The full force of these problems is yet to bear upon the mass of the people. The Government, irresponsibly, a few days ago, was telling us that 'the worst is over'. There is no more effective response available to us, in the face of imminent and very great economic difficulties, than that of releasing the energies and capacities of the Australian people to work, to cope with adversity, and ultimately to prosper, free of the constraints of trade union legal privilege and monopoly trade union power. To bring about this freedom, the people must be convinced it is theirs for the asking. This Conference here at Mooloolaba will take a further step towards spreading that conviction.

The Prime Minister has called an early election, and a new Parliament and a new Government will come into being after 11 July. As part of the political manoeuvrings leading up to the announcement of this election, Mr Hawke announced that the Hancock Bill---the Bill which, if passed, will alter the fabric of Australian society more than any Bill in the history of the Commonwealth---was to be deferred.

I emphasise deferred. If the Hawke Government is returned to office, it is clear that this Bill will be the first cab off the legislative rank in the new Parliament. It is also clear that the Democrats, who in return have been given the double dissolution without which their Party would have been history, will continue in that event to support its passage through the Senate.

I understand Hugh Morgan will be commenting on this Bill and what it means for Australia in his remarks at dinner tonight. I will not trespass on his territory now. Let me therefore pursue the other possible outcome of the election, a majority for the coalition of the Liberal and National Parties. It is entirely possible, given the nature of Senate representation, that even if the Coalition Parties win a majority in the lower house, they will not also win, at the same time, a majority in the Senate.

Just as the Democrats have committed themselves to support of the Hancock Bill, it is most improbable that they will be inclined to support a Bill to repeal those sections of the Commonwealth Conciliation and Arbitration Act which give monopoly power and legal privilege to the trade unions.

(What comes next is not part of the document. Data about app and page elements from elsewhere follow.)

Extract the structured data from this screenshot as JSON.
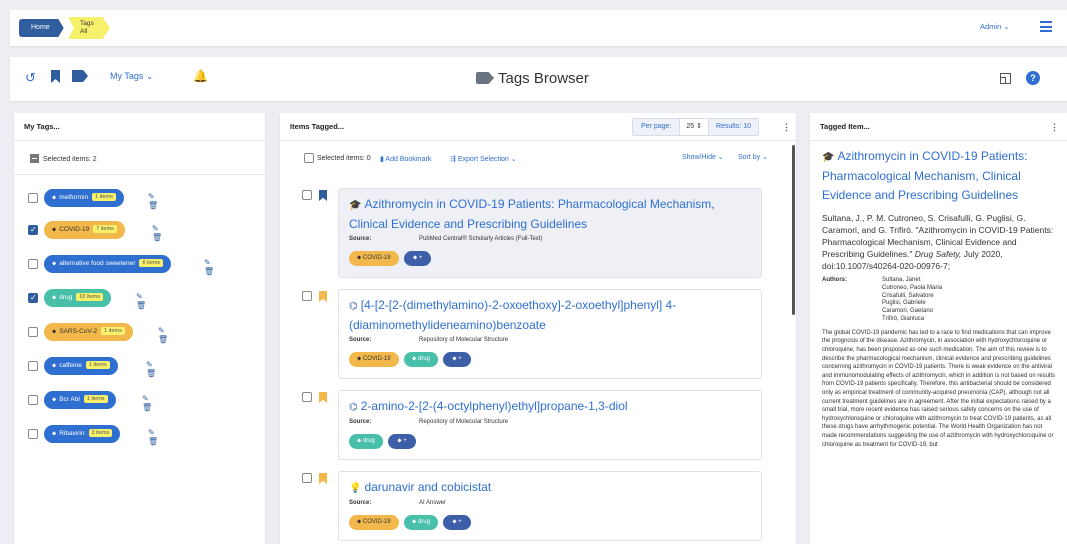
{
  "breadcrumb": {
    "home": "Home",
    "tags_line1": "Tags",
    "tags_line2": "All"
  },
  "header": {
    "user_menu": "Admin ⌄"
  },
  "toolbar": {
    "my_tags": "My Tags ⌄",
    "title": "Tags Browser"
  },
  "left_panel": {
    "title": "My Tags...",
    "selected": "Selected items: 2",
    "tags": [
      {
        "name": "metformin",
        "count": "1 items",
        "checked": false,
        "color": "#2f6fd1"
      },
      {
        "name": "COVID-19",
        "count": "7 items",
        "checked": true,
        "color": "#f2b84b"
      },
      {
        "name": "alternative food sweetener",
        "count": "6 items",
        "checked": false,
        "color": "#2f6fd1"
      },
      {
        "name": "drug",
        "count": "10 items",
        "checked": true,
        "color": "#48bfa8"
      },
      {
        "name": "SARS-CoV-2",
        "count": "1 items",
        "checked": false,
        "color": "#f2b84b"
      },
      {
        "name": "caffeine",
        "count": "1 items",
        "checked": false,
        "color": "#2f6fd1"
      },
      {
        "name": "Bcr Abl",
        "count": "1 items",
        "checked": false,
        "color": "#2f6fd1"
      },
      {
        "name": "Ribavirin",
        "count": "3 items",
        "checked": false,
        "color": "#2f6fd1"
      }
    ]
  },
  "center_panel": {
    "title": "Items Tagged...",
    "per_page_label": "Per page:",
    "per_page_value": "25 ⇕",
    "results": "Results: 10",
    "selected": "Selected items: 0",
    "add_bookmark": "Add Bookmark",
    "export": "Export Selection ⌄",
    "show_hide": "Show/Hide ⌄",
    "sort_by": "Sort by ⌄",
    "source_label": "Source:",
    "items": [
      {
        "title": "Azithromycin in COVID-19 Patients: Pharmacological Mechanism, Clinical Evidence and Prescribing Guidelines",
        "source": "PubMed Central® Scholarly Articles (Full-Text)",
        "chips": [
          "COVID-19",
          "+"
        ],
        "icon": "graduation-cap-icon",
        "glyph": "🎓",
        "bookmark": "blue"
      },
      {
        "title": "[4-[2-[2-(dimethylamino)-2-oxoethoxy]-2-oxoethyl]phenyl] 4-(diaminomethylideneamino)benzoate",
        "source": "Repository of Molecular Structure",
        "chips": [
          "COVID-19",
          "drug",
          "+"
        ],
        "icon": "molecule-icon",
        "glyph": "⌬",
        "bookmark": "orange"
      },
      {
        "title": "2-amino-2-[2-(4-octylphenyl)ethyl]propane-1,3-diol",
        "source": "Repository of Molecular Structure",
        "chips": [
          "drug",
          "+"
        ],
        "icon": "molecule-icon",
        "glyph": "⌬",
        "bookmark": "orange"
      },
      {
        "title": "darunavir and cobicistat",
        "source": "AI Answer",
        "chips": [
          "COVID-19",
          "drug",
          "+"
        ],
        "icon": "lightbulb-icon",
        "glyph": "💡",
        "bookmark": "orange"
      }
    ]
  },
  "right_panel": {
    "title": "Tagged Item...",
    "item_title": "Azithromycin in COVID-19 Patients: Pharmacological Mechanism, Clinical Evidence and Prescribing Guidelines",
    "citation_main": "Sultana, J., P. M. Cutroneo, S. Crisafulli, G. Puglisi, G. Caramori, and G. Trifirò. \"Azithromycin in COVID-19 Patients: Pharmacological Mechanism, Clinical Evidence and Prescribing Guidelines.\"",
    "citation_journal": "Drug Safety,",
    "citation_tail": "July 2020, doi:10.1007/s40264-020-00976-7;",
    "authors_label": "Authors:",
    "authors": [
      "Sultana, Janet",
      "Cutroneo, Paola Maria",
      "Crisafulli, Salvatore",
      "Puglisi, Gabriele",
      "Caramori, Gaetano",
      "Trifirò, Gianluca"
    ],
    "abstract": "The global COVID-19 pandemic has led to a race to find medications that can improve the prognosis of the disease. Azithromycin, in association with hydroxychloroquine or chloroquine, has been proposed as one such medication. The aim of this review is to describe the pharmacological mechanism, clinical evidence and prescribing guidelines concerning azithromycin in COVID-19 patients. There is weak evidence on the antiviral and immunomodulating effects of azithromycin, which in addition is not based on results from COVID-19 patients specifically. Therefore, this antibacterial should be considered only as empirical treatment of community-acquired pneumonia (CAP), although not all current treatment guidelines are in agreement. After the initial expectations raised by a small trial, more recent evidence has raised serious safety concerns on the use of hydroxychloroquine or chloroquine with azithromycin to treat COVID-19 patients, as all these drugs have arrhythmogenic potential. The World Health Organization has not made recommendations suggesting the use of azithromycin with hydroxychloroquine or chloroquine as treatment for COVID-19, but"
  }
}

Much will depend, in that regard, on the nature and extent of the 'mandate' received by the new Government at the polls. We shall see.

Thank you Ladies and Gentlemen.